Welcome to Feeding Liverpool


Feeding Liverpool was set up in 2015 as a local pilot of Feeding Britain, which was established following the All Parliamentary Group on Hunger Inquiry.  The report, Feeding Britain: A Strategy for Zero Hunger in England, Wales Scotland and Northern Ireland (December 2014) examined relevant issues and made recommendations that clearly resonated with the observed position in Liverpool.  As so many churches were involved in food banks and other food projects, a project under Churches Together in the Merseyside Region seemed a fitting vehicle to take this work forward in the city.

To find out about the launch of feeding Liverpool, which took place on Friday 20th May 2016, Please Click Here 


A quote from the foreword to the All Parliamentary Report provides an over-arching framing statement:

‘to call all people again to consider how we want to live together as members of society . . .  to consider how we can once again put back the glue that did exist and was vital (literally vital) to our way of life.’

Feeding Liverpool works with people of all faiths and none.  It does not itself deliver emergency food aid, though many of its partners do. 


The Feeding Britain report was published on 8th December 2014, and you can read it by clicking here.

Feeding Liverpool works with people of all faiths and none.  It does not itself deliver emergency food aid, though many of its partners do. 

The City Council’s Food Insecurity Strategy Group has asked Feeding Liverpool to take a lead in learning from people experience and stories to provide what Bishop Paul Bayes has called ‘a line of sight to the street and back’.


The aims of feeding Liverpool are to:

·         Create an arena for practitioners to share good practice about emergency food provision and routes out of food poverty.  We already work with several food banks, CABs and organisations such as Liverpool Food People.

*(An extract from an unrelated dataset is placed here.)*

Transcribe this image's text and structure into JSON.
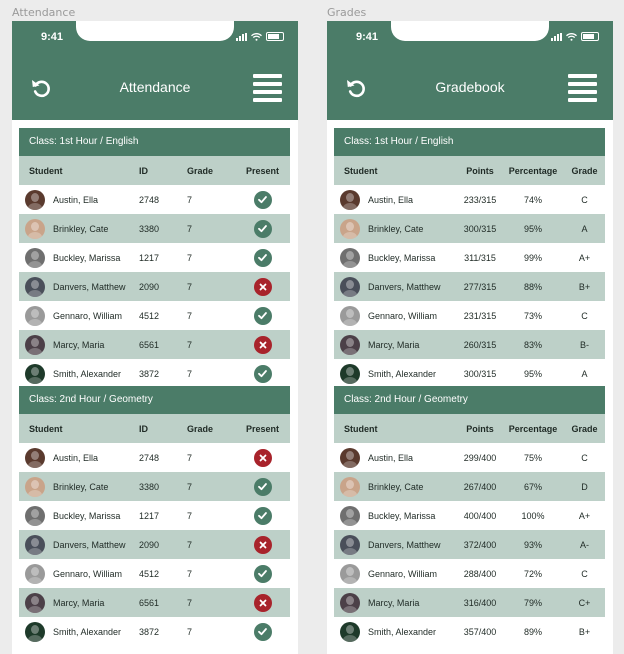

·        Draw on experience on the ground to derive messages that can contribute to the policy debate locally and nationally.

·        Use a variety of means, including social media, to raise awareness and develop greater public understanding of food policy and related issues.

Our activities include:

·        General meetings with partners to share information and good practice.

·        Half day conferences with a wider range of participants, including Church Leaders, Members of Parliament, local elected members, public sector officers and voluntary organizations.

·        Capturing stories and creating and disseminating written and audio-visual materials to promote our aims.


Our most recent event was a conference on the Impact of Welfare Reform on Women and the Health.  There were two outside speakers, one a researcher who has recently published a book on the everyday realities of welfare reform and one a local authority public health professional. But it was also a highly participative meeting with a lot of contributions from attendees.  As a result, we were not only able to post the speakers’ presentations on the Feeding Liverpool website, but also a briefing note drawing upon the entire discussion.


Our intended outcomes are:


1.    Sustaining and developing the network we have already created amongst those in the city concerned with food poverty.

2.    Improving practice in emergency food aid and promoting debate about further steps that can be taken to take people out of food poverty and increase the availability of good affordable food.

3.    Assisting policy makers reach a better understanding of the ‘upstream’ and ‘downstream’ measures required to avoid the need for emergency food aid. Strategy improvement in the City Council and elsewhere can only come through hearing the voices of those at the sharp end.

4.    Achieving greater publicity for public awareness of the issues around food insecurity.  


We also see Feeding Liverpool as an important example of the Churches being rooted in the reality of local life and seeking to understand the challenges faced by some of the city’s most vulnerable citizens.  It also serves to demonstrate to the many volunteers from church congregations that their efforts are valued and consistent with their discipleship and it can inform the Church Leaders in their different roles, especially when they have opportunities to speak into the public square.